Then have a made-for-TV draft during the Saturday practice broadcast on NBA TV. The draft will add a must-see event to the NBA's branded channel, while also adding a ton of drama. Watching a captain snub his teammate, or being forced to choose between players from two rival teams would be great drama.

Imagine if Kobe Bryant as a captain had refused to select Shaquille O'Neal when they played together with the Lakers in the early 2000s. Or if Westbrook selected former teammate Kevin Durant with his first choice and buried the hatchet.The possibilities for intrigue are endless!

The league could donate $50k to a charity of the last player selected's choice to make up for any perceived indignity.

Problem: Not every team is represented, causing some hometown fans to lose interest

Solution: Find a spot for everyone. With the Saturday night contests, the Rising Stars game, and the main event, there are about 60 spots open. Choose a player from every team, similar to baseball's strategy.

Problem: Nobody tries in the actual All-Star game

Solution: Gone are the days of players playing all out in the All-Star game, but that was not always the case. The famous 1987 game (Tom Chambers MVP!) had a high level of competition from buzzer to buzzer. Over time, the game digressed to a lackadaisical first through third quarter followed by strong efforts in the fourth, such as in 2003 when Michael Jordan hit a crucial jump shot in the final seconds. But within the last five years players have stopped playing hard even in the clutch situations. In 2015, despite a close contest down the stretch, virtually no defense was played and it was apparent the participants barely cared.

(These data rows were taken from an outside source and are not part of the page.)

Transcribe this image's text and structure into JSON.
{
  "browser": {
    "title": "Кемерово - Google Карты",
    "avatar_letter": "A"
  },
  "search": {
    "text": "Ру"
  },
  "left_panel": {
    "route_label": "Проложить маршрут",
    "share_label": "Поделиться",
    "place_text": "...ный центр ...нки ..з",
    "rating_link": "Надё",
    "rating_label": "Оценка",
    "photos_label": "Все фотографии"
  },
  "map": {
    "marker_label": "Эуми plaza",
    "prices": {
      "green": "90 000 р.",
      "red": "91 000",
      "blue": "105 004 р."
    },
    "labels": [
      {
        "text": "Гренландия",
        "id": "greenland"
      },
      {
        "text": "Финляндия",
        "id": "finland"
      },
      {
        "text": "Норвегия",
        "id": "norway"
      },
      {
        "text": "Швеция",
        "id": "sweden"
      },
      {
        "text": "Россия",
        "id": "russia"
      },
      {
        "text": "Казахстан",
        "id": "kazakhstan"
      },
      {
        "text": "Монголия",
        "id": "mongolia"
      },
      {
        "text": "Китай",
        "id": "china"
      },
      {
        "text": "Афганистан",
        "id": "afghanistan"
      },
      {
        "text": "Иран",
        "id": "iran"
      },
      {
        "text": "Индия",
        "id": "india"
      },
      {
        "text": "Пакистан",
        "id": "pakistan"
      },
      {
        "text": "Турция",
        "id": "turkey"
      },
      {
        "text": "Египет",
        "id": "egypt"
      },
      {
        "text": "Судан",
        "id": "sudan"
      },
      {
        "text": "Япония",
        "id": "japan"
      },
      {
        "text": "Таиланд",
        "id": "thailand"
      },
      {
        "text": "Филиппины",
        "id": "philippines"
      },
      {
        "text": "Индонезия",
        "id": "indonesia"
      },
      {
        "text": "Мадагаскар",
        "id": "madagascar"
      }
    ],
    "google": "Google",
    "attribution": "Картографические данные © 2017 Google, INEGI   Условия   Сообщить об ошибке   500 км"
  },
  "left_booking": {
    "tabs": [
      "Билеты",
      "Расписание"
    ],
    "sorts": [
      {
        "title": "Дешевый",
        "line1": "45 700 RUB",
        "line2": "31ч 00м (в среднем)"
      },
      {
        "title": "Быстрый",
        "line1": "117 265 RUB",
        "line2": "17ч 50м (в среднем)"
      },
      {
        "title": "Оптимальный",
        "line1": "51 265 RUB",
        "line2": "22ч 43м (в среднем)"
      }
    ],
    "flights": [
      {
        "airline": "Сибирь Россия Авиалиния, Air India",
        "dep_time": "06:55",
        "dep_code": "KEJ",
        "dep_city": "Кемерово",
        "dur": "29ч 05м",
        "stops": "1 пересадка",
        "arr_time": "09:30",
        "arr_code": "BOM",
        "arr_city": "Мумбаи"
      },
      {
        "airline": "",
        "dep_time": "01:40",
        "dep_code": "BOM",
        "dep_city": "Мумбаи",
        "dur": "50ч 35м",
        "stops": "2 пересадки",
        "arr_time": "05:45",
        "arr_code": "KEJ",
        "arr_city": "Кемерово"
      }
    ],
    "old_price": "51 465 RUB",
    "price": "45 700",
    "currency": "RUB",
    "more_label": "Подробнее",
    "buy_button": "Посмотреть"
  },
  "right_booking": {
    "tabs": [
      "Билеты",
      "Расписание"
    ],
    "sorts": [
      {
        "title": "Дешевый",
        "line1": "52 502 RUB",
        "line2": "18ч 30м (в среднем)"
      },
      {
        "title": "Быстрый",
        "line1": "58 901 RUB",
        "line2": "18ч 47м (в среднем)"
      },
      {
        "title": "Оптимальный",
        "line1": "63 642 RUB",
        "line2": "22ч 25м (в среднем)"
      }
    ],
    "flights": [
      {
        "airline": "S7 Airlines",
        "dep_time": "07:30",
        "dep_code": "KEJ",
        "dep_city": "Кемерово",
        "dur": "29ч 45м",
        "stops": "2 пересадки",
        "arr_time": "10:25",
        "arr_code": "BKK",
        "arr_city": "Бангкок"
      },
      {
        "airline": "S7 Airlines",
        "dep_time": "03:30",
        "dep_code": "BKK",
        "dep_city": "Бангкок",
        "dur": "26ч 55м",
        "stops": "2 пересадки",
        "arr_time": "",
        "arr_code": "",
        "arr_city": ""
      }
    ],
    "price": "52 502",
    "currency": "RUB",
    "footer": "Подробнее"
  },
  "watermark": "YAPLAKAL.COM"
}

While going the baseball "Make it Count" route (such that it actually affects the playoff competition) seems unwise, the league could use charity donations as a motivation. Each player from a winning team would be allowed to select from a list of pre-approved charities, to avoid the complication of verifying that an individual's foundation isn't actually a slush fund for his friends and family, that the league would then donate $100k to. Any player who doesn't put forth at least a modicum of effort would be shamed by the fans for his lack of caring about charity donations.


Readers - do you like our ideas? Leave your own ideas in the comments below!